Sir 35: 1-12

One who keeps the law makes many offerings;
one who heeds the commandments makes an offering of well-being.
One who returns a kindness offers choice flour,
and one who gives alms sacrifices a thank-offering.
To keep from wickedness is pleasing to the Lord,
and to forsake unrighteousness is an atonement.

Do not appear before the Lord empty-handed,
for all that you offer is in fulfilment of the commandment.
The offering of the righteous enriches the altar
and its pleasing odor rises before the Most High.
The sacrifice of the righteous is acceptable,
and it will never be forgotten.

Be generous when you worship the Lord,
and do not stint the first fruits of your hands.
With every gift show a cheerful face,
and dedicate your tithe with gladness.
Give to the Most High as he has given to you,
and as generously as you can afford.

New Revised Standard Version, copyright 1989, by the National Council of the Churches of Christ in the United States of America.

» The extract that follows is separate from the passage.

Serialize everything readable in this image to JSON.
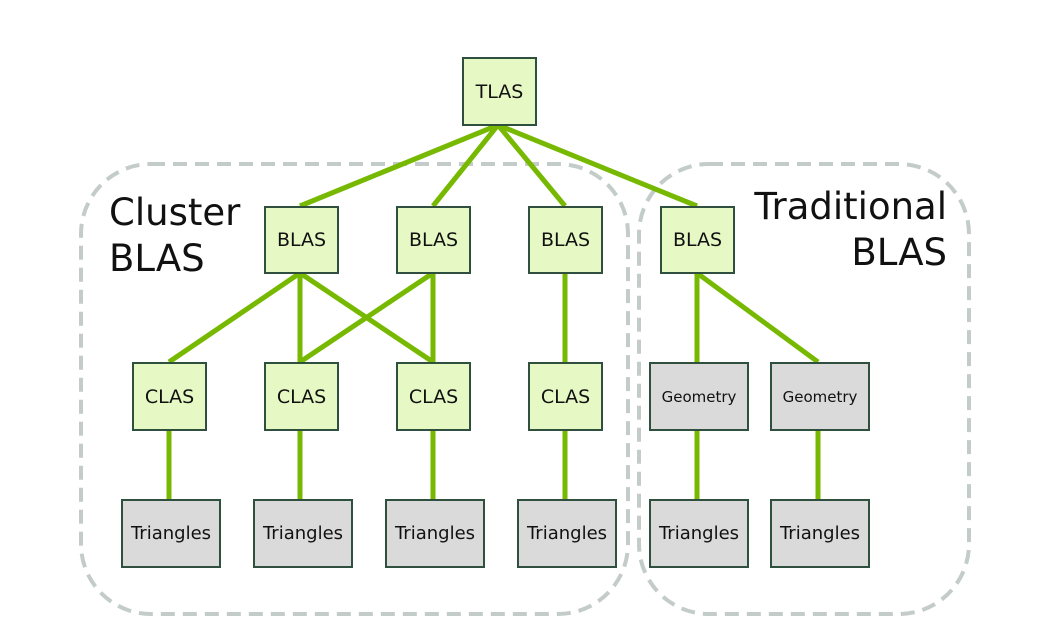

Used by permission. All rights reserved. USCCB approved.

Finding Goodness

As a Jesuit scholastic studying philosophy, one of the questions that constantly plagues me is “What is goodness?” Some of the ancient Greeks thought pleasure was the ultimate good. Other Greeks thought that tranquility and freedom from anxiety was goodness. In the modern period, Kant thought that goodness resides in our ability to rationally think about our actions. The problem with these conceptions, however, is that they all self-centered.

St. Ignatius teaches us in the First Principle and Foundation that we are created to “praise, reverence, and serve God.” Our Christian faith teaches us that our purpose as human beings is not self-centered. Rather, goodness is other-centered. Sirach says the same thing in our first reading. Goodness is ultimately what we do for the Lord. What am I doing for the Lord today?

—James Antonio, S.J., a Jesuit scholastic of the Oregon Province, is currently studying philosophy at St. Louis University. He lives at the Bellarmine House of Studies in St. Louis.

Prayer

Good and gracious God, help me to search out your goodness
In every person I meet today,
In every situation I encounter,
In any challenge I will face.
May your great goodness infuse everything
I speak and accomplish….for your greater glory. Amen.

 

 


Please share the Good Word with your friends!